BEGIN
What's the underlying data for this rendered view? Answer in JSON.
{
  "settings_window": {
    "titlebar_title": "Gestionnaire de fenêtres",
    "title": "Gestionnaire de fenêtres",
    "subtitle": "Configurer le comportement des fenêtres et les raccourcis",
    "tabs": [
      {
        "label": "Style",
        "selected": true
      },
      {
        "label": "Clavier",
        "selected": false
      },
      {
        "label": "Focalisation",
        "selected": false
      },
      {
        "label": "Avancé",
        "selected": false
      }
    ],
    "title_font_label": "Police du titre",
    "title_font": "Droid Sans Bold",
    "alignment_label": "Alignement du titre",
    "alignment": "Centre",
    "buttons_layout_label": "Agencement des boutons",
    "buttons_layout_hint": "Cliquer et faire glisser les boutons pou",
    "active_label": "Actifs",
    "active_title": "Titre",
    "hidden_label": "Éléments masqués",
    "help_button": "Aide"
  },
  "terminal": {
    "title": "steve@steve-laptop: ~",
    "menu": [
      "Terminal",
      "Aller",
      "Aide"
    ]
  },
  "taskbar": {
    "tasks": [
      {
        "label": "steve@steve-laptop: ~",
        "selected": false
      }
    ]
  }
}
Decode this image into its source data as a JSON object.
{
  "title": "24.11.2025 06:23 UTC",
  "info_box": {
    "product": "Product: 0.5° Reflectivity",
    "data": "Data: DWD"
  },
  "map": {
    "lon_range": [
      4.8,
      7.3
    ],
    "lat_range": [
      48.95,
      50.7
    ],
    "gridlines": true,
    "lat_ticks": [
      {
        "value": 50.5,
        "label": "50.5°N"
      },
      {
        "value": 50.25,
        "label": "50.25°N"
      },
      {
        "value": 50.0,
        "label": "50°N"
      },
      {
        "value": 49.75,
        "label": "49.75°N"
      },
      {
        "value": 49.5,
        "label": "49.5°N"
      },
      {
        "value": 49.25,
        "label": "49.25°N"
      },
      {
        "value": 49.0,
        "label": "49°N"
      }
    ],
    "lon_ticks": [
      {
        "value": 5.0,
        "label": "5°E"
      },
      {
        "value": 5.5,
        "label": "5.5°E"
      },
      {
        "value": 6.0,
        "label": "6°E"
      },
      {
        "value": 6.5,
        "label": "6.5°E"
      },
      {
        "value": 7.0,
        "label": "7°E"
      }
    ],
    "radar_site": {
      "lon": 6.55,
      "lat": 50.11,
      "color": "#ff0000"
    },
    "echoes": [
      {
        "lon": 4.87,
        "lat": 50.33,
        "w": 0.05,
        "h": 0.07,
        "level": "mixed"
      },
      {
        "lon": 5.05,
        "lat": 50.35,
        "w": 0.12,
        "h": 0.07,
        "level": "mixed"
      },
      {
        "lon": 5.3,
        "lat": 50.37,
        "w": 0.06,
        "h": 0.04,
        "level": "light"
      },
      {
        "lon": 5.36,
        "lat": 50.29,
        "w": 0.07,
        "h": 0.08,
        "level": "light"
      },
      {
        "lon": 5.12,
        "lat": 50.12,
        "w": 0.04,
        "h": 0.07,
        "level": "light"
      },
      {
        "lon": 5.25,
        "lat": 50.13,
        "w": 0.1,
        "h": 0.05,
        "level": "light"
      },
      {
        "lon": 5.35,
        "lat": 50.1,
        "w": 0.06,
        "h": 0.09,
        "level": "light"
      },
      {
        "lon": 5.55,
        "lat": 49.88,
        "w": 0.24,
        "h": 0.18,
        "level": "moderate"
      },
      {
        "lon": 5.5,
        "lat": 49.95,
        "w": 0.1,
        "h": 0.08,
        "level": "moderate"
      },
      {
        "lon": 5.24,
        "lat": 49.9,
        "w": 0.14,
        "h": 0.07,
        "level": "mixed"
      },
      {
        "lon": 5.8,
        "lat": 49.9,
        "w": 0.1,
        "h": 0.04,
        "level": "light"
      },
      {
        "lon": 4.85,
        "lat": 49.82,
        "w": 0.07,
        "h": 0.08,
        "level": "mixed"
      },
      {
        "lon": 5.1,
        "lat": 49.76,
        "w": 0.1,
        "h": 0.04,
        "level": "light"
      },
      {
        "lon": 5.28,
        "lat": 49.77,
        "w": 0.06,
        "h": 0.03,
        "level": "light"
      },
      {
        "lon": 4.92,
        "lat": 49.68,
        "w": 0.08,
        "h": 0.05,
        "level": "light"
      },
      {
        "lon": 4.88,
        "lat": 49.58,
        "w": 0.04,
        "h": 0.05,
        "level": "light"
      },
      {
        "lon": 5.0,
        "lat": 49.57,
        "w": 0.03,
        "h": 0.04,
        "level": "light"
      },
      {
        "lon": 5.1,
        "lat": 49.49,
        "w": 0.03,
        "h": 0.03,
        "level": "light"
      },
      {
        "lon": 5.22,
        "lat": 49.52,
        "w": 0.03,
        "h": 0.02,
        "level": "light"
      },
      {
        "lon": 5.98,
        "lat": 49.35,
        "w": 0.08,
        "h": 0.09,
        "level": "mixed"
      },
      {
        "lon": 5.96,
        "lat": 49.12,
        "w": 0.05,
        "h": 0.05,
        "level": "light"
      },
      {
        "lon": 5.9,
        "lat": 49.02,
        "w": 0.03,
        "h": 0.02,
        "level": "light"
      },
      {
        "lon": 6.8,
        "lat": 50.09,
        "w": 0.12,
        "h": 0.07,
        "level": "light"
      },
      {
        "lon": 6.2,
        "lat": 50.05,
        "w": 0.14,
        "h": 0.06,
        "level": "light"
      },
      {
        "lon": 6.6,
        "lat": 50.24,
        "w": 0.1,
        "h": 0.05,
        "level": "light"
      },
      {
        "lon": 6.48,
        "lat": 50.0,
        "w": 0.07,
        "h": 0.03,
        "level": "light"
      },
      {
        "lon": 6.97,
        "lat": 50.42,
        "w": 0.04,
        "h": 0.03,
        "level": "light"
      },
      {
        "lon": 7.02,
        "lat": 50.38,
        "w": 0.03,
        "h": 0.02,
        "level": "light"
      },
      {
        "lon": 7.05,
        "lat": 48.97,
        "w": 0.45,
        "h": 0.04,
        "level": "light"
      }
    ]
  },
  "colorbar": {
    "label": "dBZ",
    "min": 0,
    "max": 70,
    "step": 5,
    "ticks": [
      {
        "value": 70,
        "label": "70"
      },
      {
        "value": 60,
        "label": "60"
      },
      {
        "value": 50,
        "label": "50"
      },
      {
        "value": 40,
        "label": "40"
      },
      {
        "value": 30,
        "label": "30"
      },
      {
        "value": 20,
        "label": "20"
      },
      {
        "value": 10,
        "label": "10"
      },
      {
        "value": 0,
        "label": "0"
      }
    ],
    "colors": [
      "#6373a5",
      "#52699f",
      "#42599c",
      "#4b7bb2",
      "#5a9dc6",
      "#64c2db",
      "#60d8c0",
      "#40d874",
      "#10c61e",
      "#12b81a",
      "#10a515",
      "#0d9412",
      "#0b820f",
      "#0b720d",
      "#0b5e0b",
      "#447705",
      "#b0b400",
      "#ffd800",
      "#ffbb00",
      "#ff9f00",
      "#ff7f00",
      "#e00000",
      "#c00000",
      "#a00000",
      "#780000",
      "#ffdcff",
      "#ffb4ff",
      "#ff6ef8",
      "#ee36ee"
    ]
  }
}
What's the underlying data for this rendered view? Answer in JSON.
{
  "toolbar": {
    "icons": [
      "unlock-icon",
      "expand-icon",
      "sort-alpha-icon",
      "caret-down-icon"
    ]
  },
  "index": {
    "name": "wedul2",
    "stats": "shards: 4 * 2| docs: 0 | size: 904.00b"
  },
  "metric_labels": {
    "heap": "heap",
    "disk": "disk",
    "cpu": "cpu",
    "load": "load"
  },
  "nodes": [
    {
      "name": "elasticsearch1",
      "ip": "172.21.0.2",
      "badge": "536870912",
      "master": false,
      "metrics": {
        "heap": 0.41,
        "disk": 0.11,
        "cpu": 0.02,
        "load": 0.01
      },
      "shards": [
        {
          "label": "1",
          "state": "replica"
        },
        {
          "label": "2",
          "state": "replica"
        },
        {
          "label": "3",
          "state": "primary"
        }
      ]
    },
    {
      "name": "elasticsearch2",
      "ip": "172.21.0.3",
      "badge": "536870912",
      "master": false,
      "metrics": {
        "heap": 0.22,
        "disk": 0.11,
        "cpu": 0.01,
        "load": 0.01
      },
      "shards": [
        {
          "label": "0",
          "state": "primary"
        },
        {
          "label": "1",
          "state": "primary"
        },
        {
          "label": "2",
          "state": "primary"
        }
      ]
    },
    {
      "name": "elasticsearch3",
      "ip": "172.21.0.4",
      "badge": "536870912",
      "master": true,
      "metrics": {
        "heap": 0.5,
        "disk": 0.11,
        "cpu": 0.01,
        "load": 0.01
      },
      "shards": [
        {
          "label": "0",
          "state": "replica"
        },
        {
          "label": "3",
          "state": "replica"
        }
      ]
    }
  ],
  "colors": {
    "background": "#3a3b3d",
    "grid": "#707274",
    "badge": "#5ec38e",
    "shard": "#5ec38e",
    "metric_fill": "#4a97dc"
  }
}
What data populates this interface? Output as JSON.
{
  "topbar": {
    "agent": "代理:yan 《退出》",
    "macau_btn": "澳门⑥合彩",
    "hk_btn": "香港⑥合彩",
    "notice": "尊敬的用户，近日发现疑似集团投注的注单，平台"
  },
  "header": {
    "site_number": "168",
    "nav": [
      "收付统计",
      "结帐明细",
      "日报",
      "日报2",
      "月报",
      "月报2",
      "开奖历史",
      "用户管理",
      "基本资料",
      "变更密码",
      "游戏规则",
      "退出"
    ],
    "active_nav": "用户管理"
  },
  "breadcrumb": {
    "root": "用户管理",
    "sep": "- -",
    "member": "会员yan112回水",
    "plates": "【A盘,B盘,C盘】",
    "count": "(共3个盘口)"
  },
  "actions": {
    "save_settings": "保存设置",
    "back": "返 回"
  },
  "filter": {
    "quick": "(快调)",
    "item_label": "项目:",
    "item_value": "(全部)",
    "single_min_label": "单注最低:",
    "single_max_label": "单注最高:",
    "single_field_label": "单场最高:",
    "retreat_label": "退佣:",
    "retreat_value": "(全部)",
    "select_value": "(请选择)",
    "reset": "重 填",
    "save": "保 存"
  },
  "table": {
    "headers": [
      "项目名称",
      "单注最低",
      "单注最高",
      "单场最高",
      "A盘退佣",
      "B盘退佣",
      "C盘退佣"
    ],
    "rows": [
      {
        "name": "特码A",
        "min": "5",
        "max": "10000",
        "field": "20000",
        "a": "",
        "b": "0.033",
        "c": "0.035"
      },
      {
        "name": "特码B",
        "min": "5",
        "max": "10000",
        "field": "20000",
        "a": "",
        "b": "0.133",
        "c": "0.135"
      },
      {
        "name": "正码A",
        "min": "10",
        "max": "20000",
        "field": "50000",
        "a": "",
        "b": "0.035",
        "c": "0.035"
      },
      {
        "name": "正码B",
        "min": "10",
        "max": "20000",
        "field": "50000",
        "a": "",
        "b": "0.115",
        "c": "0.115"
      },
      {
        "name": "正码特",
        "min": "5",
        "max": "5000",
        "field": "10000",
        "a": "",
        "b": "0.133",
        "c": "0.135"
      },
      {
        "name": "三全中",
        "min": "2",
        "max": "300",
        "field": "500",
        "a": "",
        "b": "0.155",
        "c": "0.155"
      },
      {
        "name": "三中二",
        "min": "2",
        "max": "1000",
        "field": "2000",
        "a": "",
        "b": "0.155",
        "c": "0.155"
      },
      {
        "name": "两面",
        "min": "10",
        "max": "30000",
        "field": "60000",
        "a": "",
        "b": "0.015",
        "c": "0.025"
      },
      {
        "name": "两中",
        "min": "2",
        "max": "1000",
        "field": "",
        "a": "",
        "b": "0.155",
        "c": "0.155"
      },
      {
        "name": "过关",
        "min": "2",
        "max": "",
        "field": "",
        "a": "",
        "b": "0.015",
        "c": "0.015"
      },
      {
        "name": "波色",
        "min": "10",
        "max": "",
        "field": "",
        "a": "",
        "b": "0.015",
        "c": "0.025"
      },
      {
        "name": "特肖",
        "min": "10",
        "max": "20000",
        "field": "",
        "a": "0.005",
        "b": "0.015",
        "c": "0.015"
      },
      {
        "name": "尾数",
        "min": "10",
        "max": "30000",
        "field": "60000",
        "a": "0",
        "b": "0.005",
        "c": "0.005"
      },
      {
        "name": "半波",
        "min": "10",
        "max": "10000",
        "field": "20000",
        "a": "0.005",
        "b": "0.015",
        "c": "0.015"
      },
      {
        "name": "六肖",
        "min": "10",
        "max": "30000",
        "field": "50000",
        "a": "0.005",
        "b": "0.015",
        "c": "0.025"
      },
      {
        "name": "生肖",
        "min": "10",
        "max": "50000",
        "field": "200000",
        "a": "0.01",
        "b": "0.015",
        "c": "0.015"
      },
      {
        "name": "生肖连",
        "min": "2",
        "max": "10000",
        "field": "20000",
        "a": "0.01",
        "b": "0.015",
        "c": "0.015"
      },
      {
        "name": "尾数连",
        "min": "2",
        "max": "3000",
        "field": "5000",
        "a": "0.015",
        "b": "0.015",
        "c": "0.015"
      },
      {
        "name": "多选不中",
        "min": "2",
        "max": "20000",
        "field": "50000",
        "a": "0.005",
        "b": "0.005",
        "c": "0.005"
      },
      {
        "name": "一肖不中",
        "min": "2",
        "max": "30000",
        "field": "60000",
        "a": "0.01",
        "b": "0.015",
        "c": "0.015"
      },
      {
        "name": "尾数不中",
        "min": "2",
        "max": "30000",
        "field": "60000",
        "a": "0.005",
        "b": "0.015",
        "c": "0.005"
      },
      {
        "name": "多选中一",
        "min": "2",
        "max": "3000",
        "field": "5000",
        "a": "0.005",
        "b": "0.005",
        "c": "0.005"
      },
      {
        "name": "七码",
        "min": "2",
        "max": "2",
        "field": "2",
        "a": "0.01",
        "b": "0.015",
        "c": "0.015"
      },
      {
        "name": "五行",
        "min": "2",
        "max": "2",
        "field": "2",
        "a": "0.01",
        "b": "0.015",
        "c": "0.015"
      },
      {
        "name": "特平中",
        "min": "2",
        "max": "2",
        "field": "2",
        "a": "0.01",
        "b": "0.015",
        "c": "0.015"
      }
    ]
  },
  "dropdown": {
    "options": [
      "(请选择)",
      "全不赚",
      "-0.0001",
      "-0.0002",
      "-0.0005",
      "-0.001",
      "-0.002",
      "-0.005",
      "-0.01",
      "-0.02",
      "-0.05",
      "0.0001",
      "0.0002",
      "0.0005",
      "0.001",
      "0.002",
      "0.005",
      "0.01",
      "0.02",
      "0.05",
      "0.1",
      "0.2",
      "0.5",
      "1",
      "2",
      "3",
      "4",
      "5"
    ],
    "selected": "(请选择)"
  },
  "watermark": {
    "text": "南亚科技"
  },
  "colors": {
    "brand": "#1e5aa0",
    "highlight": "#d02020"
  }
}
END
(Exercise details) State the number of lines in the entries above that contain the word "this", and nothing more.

(Task answer) 4